Though it may seem a tenuous comparison, cleated cycling shoes in the city are like folding bikes (run with me here): their makers seemingly must choose to excel at one function to the detriment of the other. Either a bike folds well and is a pig to ride, or handles well but it is complicated and unwieldy when folded (okay, i'm generalising a bit here). Similarly, shoes that work well on the bike often will get you laughed out of the pub or the office – either looks-wise, or thanks to the patented cyclist’s duck-walk the rigid soles cause; and those with a modicum of off-bike style, meanwhile, have all the stiffness and practicality of wet spaghetti.

Cue some riders, in desperation, hacking apart old Vans or Converse and jerry-rigging their own cleat fitting. For most of us, though, the real-shoes-in-the-rucksack solution suffices. We are still searching for the urban-SPD equivalent of the Brompton.

However, the market is clearly speaking and, in the past year or so, more and more trainer-like SPD-compatible shoes are appearing, with recent débuts from respected American urban brands Chrome and Mission Workshop. Alwaysriding.co.uk has started stocking DZR shoes. The Palo Alto-based company in fact manufactures Mission Workshop’s shoes, and its own-brand line-up (four men’s and two women’s models in the UK, for the time being) includes a range of mid- and low-rise styles, in carefully chosen leather and herringbone canvas fabrics.

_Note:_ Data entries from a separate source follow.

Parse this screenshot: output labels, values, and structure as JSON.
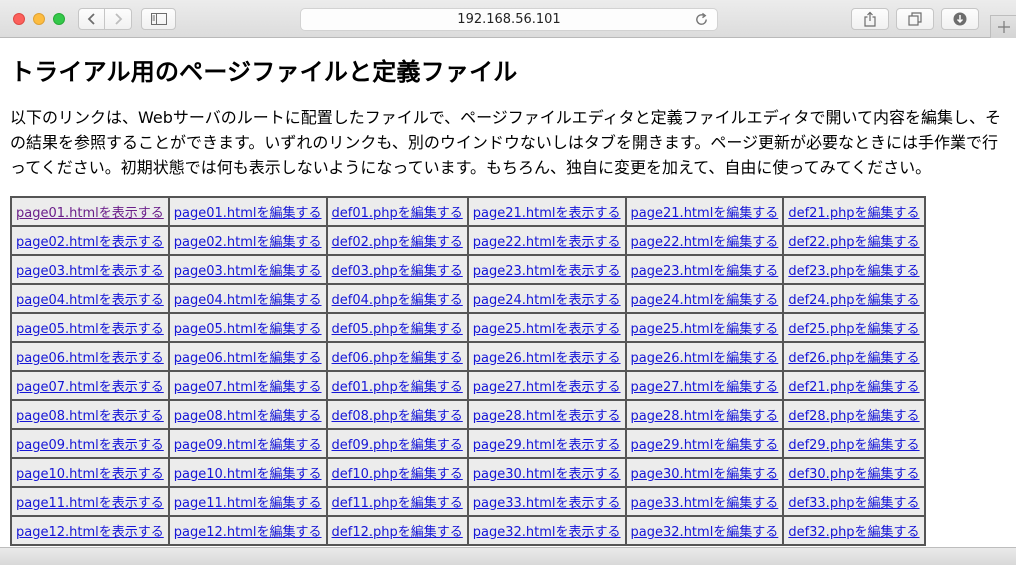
{
  "browser": {
    "address": "192.168.56.101"
  },
  "page": {
    "title": "トライアル用のページファイルと定義ファイル",
    "intro": "以下のリンクは、Webサーバのルートに配置したファイルで、ページファイルエディタと定義ファイルエディタで開いて内容を編集し、その結果を参照することができます。いずれのリンクも、別のウインドウないしはタブを開きます。ページ更新が必要なときには手作業で行ってください。初期状態では何も表示しないようになっています。もちろん、独自に変更を加えて、自由に使ってみてください。"
  },
  "table": {
    "rows": [
      [
        "page01.htmlを表示する",
        "page01.htmlを編集する",
        "def01.phpを編集する",
        "page21.htmlを表示する",
        "page21.htmlを編集する",
        "def21.phpを編集する"
      ],
      [
        "page02.htmlを表示する",
        "page02.htmlを編集する",
        "def02.phpを編集する",
        "page22.htmlを表示する",
        "page22.htmlを編集する",
        "def22.phpを編集する"
      ],
      [
        "page03.htmlを表示する",
        "page03.htmlを編集する",
        "def03.phpを編集する",
        "page23.htmlを表示する",
        "page23.htmlを編集する",
        "def23.phpを編集する"
      ],
      [
        "page04.htmlを表示する",
        "page04.htmlを編集する",
        "def04.phpを編集する",
        "page24.htmlを表示する",
        "page24.htmlを編集する",
        "def24.phpを編集する"
      ],
      [
        "page05.htmlを表示する",
        "page05.htmlを編集する",
        "def05.phpを編集する",
        "page25.htmlを表示する",
        "page25.htmlを編集する",
        "def25.phpを編集する"
      ],
      [
        "page06.htmlを表示する",
        "page06.htmlを編集する",
        "def06.phpを編集する",
        "page26.htmlを表示する",
        "page26.htmlを編集する",
        "def26.phpを編集する"
      ],
      [
        "page07.htmlを表示する",
        "page07.htmlを編集する",
        "def01.phpを編集する",
        "page27.htmlを表示する",
        "page27.htmlを編集する",
        "def21.phpを編集する"
      ],
      [
        "page08.htmlを表示する",
        "page08.htmlを編集する",
        "def08.phpを編集する",
        "page28.htmlを表示する",
        "page28.htmlを編集する",
        "def28.phpを編集する"
      ],
      [
        "page09.htmlを表示する",
        "page09.htmlを編集する",
        "def09.phpを編集する",
        "page29.htmlを表示する",
        "page29.htmlを編集する",
        "def29.phpを編集する"
      ],
      [
        "page10.htmlを表示する",
        "page10.htmlを編集する",
        "def10.phpを編集する",
        "page30.htmlを表示する",
        "page30.htmlを編集する",
        "def30.phpを編集する"
      ],
      [
        "page11.htmlを表示する",
        "page11.htmlを編集する",
        "def11.phpを編集する",
        "page33.htmlを表示する",
        "page33.htmlを編集する",
        "def33.phpを編集する"
      ],
      [
        "page12.htmlを表示する",
        "page12.htmlを編集する",
        "def12.phpを編集する",
        "page32.htmlを表示する",
        "page32.htmlを編集する",
        "def32.phpを編集する"
      ]
    ]
  },
  "colors": {
    "link": "#1515d6",
    "visited_link": "#6a1e8a"
  },
  "icons": [
    "chevron-left-icon",
    "chevron-right-icon",
    "sidebar-icon",
    "reload-icon",
    "share-icon",
    "tabs-icon",
    "download-icon",
    "plus-icon"
  ]
}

The results look good, in a casual, hipster-ish sort of way, and the company claims to have solved the power transfer troubles of trainer-like shoes, by shifting the sole’s flex point back towards the heel, to provide bike-friendly stiffness yet a natural walking gait. Each shoe also has reflective trim, to help riders stand out on dark streets.
Like what you see, but want to know if they work? Look out for a full Road.cc review soon.